REQUIRED ACTION:
From the data, copy out every line in which the word "execution" appears.

Excerpts from an interface dataset:
---
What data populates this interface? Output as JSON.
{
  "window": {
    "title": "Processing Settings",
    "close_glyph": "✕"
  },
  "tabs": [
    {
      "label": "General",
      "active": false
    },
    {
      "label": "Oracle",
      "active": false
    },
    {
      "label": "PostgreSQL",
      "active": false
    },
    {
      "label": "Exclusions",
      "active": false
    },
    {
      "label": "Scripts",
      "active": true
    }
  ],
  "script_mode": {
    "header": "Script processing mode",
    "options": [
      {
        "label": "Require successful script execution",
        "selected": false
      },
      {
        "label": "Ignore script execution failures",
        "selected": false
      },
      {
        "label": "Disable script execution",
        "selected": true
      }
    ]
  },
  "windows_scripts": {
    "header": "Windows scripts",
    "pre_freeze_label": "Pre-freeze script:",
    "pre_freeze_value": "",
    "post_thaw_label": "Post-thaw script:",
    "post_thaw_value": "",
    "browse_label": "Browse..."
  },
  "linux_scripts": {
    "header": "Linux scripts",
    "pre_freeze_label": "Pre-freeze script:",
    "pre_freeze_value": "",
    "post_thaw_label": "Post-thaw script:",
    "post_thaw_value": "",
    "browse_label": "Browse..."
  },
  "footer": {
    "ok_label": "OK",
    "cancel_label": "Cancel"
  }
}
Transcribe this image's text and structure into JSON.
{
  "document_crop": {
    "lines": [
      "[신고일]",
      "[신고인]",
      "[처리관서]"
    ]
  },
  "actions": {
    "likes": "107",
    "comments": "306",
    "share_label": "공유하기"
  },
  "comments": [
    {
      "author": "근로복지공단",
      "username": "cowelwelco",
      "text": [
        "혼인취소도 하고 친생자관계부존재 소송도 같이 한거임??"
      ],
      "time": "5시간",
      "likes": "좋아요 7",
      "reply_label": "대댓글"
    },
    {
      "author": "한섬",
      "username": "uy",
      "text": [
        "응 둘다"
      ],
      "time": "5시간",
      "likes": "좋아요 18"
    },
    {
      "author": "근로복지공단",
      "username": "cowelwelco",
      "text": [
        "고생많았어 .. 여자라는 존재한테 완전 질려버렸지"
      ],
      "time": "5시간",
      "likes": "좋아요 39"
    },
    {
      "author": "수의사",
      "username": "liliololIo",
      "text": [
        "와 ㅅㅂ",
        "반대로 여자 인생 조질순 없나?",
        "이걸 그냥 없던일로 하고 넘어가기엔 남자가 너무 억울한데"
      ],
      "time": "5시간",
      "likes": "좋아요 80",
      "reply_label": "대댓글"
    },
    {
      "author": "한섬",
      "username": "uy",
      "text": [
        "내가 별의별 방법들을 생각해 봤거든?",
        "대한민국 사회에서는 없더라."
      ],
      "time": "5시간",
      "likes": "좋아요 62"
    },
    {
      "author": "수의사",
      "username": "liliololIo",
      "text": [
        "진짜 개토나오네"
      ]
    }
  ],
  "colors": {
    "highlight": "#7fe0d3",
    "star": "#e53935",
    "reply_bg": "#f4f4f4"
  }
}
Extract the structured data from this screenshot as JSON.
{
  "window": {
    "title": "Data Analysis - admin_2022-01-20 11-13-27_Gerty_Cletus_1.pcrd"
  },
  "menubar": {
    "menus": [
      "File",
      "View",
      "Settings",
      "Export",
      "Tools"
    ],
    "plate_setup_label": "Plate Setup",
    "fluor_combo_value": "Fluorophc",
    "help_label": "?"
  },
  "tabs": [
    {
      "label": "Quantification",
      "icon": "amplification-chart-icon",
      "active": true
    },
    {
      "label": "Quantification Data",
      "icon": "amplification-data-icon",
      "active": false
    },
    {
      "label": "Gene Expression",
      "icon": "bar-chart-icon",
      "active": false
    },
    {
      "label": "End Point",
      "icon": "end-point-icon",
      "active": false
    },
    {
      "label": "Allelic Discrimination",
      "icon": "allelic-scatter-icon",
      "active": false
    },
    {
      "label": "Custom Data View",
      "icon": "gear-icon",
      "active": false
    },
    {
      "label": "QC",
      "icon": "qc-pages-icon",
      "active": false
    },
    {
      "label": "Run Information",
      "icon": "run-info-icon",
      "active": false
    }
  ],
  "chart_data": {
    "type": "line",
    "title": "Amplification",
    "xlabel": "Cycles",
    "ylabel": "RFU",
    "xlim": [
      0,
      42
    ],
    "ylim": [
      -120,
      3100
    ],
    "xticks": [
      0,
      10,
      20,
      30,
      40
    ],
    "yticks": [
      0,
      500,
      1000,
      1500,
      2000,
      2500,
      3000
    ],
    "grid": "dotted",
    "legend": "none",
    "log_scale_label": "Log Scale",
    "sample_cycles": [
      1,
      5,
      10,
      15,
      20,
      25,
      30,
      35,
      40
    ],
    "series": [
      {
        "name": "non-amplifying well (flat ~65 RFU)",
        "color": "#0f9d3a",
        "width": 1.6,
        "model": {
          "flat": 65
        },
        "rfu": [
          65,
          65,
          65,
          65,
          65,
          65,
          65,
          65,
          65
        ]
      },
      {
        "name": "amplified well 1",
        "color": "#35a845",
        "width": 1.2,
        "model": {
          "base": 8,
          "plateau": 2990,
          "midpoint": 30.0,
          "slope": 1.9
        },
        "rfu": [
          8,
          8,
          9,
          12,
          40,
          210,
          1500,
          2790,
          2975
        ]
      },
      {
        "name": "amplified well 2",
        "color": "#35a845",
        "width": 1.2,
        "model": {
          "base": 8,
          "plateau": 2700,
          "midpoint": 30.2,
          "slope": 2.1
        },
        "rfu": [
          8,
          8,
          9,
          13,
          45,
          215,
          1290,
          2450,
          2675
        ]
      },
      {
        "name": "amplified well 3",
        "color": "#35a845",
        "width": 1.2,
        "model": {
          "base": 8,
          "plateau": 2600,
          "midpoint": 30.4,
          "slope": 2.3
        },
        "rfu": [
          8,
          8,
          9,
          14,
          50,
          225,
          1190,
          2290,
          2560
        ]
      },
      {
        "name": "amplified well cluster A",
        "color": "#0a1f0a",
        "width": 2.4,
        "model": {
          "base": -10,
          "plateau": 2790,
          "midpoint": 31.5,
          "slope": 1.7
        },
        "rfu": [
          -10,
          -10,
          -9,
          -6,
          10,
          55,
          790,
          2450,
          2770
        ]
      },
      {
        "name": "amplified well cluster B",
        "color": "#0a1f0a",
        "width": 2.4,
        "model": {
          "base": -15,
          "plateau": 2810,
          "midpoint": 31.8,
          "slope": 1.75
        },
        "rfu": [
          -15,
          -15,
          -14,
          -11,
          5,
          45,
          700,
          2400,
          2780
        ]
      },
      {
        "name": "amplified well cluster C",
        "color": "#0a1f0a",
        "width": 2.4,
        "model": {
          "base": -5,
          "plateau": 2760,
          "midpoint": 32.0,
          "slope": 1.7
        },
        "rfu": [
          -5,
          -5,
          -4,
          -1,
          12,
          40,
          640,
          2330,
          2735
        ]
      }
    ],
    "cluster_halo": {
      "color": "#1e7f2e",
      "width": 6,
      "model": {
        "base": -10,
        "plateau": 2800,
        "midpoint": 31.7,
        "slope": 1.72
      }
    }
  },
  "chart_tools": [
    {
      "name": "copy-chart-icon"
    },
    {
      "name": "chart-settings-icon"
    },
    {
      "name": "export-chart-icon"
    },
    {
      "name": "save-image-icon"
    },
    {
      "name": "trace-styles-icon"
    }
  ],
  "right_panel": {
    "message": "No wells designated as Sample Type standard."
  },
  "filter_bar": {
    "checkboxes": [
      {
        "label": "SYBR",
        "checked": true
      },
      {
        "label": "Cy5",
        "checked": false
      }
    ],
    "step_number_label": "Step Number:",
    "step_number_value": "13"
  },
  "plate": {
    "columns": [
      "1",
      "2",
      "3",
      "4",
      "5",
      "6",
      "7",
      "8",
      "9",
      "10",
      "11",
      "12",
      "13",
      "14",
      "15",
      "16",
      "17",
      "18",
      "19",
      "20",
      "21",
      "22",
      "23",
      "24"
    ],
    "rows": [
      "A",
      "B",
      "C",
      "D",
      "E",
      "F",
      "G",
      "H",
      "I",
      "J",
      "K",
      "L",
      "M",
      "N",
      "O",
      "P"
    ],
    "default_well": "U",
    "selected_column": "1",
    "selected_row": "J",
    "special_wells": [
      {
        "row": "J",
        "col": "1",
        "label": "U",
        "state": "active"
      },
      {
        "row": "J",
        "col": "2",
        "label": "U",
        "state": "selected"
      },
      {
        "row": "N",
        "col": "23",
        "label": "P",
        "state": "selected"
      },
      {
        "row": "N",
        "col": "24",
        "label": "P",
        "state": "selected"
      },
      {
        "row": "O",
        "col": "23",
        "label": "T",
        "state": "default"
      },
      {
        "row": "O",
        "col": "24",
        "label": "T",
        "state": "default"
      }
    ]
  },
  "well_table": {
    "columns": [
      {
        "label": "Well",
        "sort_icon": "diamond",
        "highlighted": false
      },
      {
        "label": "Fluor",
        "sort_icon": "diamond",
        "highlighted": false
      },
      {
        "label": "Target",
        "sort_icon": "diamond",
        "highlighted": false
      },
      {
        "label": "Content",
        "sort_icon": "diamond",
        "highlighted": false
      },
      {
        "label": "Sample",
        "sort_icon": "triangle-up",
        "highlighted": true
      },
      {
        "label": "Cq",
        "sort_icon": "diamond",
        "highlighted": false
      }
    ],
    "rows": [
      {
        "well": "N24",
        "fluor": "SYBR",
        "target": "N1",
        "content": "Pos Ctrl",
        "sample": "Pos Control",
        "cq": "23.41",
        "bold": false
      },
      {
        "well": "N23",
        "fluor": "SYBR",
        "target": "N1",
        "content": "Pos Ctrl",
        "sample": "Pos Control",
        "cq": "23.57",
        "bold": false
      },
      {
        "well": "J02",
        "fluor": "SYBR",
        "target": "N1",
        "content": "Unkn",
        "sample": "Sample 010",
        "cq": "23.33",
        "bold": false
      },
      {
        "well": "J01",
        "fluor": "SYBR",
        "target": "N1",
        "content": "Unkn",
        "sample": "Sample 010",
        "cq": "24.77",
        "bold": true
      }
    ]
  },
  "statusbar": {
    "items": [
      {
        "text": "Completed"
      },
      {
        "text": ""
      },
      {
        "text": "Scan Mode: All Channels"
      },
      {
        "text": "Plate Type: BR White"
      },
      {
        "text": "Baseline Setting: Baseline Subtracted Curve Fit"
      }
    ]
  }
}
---
SOLUTION TO THIS TASK:
        "label": "Require successful script execution",
        "label": "Ignore script execution failures",
        "label": "Disable script execution",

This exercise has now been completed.